With respect to loans with terms in excess of five years to be used for the purchase or construction of a primary residence, the website is very clear that self-certification of the eligibility for these loans is not acceptable. Failure to start the repayments is a common finding in our audits, so be sure to have procedures in place to initiate these repayments as soon as the loan is issued.
The audit of rollover contributions is another area where we often cannot see evidence that anyone considered whether the incoming funds were from a qualified plan. In 2014, the IRS issued Revenue Ruling 2014-9 to provide some safe harbor procedures for a plan sponsor to follow to ensure a rollover contribution is from a qualified plan, including the employee’s certification of the source of the funds, verification of the source of the payment (i.e. the name of the former plan or IRA), and, if a former plan, looking up the most recent Form 5500 filing on the Department of Labor’s EFAST2 database.
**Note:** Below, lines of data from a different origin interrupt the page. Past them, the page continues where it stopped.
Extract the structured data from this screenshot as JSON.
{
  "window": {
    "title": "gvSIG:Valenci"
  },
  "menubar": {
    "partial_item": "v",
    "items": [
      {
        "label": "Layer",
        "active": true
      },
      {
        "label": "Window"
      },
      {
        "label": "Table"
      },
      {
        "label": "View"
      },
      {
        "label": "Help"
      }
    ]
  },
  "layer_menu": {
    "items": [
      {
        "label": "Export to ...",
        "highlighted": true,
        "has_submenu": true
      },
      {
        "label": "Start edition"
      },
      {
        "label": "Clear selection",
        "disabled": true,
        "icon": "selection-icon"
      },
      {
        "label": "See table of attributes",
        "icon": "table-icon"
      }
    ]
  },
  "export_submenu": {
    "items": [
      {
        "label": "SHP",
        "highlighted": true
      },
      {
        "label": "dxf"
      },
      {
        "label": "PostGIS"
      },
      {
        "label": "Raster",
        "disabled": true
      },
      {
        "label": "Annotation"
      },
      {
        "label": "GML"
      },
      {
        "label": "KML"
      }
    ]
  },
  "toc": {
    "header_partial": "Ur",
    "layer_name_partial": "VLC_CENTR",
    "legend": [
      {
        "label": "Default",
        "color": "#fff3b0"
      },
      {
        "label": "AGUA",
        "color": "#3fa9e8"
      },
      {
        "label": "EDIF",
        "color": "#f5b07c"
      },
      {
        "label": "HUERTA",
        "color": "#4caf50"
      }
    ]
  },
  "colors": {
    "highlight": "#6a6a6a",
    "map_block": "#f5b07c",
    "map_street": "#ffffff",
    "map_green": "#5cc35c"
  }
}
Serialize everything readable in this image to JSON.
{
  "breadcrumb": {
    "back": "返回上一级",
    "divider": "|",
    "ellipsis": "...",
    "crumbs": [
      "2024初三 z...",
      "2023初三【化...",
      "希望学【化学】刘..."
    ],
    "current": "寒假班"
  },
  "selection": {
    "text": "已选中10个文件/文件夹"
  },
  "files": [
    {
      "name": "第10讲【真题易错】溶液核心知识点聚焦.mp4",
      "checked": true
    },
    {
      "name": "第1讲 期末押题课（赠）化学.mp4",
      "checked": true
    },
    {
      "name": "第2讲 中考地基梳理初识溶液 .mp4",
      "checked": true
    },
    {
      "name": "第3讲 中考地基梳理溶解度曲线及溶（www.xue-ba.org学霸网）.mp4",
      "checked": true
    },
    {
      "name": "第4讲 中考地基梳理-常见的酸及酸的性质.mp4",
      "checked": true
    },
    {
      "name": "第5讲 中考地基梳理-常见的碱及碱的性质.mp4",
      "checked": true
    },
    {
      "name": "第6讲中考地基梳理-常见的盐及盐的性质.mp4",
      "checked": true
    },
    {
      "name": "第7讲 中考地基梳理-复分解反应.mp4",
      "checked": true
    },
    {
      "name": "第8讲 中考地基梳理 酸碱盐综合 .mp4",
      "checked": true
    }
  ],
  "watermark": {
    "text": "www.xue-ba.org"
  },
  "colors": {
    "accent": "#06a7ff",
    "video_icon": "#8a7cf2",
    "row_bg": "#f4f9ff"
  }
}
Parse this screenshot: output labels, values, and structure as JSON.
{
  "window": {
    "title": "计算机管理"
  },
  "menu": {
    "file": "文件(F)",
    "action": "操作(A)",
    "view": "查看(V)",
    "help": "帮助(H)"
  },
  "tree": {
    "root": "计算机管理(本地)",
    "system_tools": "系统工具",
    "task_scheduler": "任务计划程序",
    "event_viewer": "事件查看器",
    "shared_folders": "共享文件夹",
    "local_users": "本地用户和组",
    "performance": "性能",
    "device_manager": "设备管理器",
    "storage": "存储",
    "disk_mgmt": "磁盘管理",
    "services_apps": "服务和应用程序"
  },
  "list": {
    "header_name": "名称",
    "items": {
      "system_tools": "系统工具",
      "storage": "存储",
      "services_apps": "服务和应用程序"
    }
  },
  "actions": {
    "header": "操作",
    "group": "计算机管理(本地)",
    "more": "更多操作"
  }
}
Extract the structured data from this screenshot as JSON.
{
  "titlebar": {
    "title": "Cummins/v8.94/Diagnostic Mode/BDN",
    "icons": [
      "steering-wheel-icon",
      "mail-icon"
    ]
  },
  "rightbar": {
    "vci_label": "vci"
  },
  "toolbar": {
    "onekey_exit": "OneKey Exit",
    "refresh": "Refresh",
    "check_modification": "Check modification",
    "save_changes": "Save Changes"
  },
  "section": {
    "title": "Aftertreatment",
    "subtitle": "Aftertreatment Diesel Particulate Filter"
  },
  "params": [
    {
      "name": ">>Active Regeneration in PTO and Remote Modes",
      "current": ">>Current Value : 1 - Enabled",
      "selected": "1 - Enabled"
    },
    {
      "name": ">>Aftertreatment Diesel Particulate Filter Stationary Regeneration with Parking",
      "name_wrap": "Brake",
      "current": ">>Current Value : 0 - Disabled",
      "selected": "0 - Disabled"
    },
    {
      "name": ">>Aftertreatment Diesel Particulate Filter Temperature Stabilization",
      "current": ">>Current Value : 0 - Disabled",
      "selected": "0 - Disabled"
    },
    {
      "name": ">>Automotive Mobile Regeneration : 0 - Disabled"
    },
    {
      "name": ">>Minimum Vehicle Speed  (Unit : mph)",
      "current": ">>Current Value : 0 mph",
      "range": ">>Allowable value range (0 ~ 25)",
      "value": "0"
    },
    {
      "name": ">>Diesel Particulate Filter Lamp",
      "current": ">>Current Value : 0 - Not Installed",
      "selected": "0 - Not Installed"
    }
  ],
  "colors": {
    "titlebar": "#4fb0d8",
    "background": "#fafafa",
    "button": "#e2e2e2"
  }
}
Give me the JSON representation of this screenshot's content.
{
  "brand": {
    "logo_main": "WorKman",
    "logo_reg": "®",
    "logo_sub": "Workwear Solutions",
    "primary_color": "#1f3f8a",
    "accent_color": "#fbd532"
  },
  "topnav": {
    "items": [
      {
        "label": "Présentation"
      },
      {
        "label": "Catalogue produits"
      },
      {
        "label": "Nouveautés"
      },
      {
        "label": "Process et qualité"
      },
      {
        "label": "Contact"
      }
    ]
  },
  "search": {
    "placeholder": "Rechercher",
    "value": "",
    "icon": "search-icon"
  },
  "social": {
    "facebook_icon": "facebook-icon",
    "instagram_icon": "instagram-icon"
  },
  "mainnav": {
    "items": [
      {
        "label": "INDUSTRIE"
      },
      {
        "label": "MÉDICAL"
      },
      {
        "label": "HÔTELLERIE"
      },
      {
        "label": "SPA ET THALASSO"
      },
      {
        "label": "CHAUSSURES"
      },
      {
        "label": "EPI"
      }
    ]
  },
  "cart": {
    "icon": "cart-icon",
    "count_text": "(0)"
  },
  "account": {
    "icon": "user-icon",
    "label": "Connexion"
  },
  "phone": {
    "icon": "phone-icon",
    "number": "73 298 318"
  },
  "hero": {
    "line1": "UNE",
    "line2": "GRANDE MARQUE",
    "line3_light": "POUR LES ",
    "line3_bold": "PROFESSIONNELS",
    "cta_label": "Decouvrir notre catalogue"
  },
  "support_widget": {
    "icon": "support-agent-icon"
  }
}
If you are the party responsible for approving these transactions, be sure to follow the guidance!
For more information on employee benefit plan documentation requirements, please contact Aronson’s Employee Benefit Plan Services Group at 301.231.6200.
Millions of Americans have been on the receiving end of telephone callers falsely claiming to be from the IRS. Enough people have fallen for this scam over time to make this a lucrative business for the scammers.
At last, one such scammer, Sahil Patel, was sent to prison for 175 months and forced to disgorge $1 million of ill-gotten gains since his arrest back in December 2013. Patel was arrested for his participation in organizing the U.S. side of a fraud ring that used call centers in India to contact American citizens. The calling tactics were fairly sophisticated, even misusing calling services to make the Caller ID display phone numbers coming from the FBI or other federal agencies.
Unfortunately, Patel is but one of many scammers and his arrest barely makes a dent in the rampant and brazen criminal activity we are seeing. The callers are doing their homework – they know enough about the person to make the story believable. TIGTA, the agency overseeing IRS activities, still receives up to 12,000 complaints per week about these calls.
If you receive a phone call claiming you owe money to the IRS, do not answer any of the caller’s questions under any circumstances, no matter how convincing they sound. Instead, ask for the person’s name, ID, and their contact number. If the person immediately hangs up, you can be sure it is as scam. If unsure, contact your tax advisor or call the IRS at 800.829.1040, so your account can be reviewed to be sure there are no issues.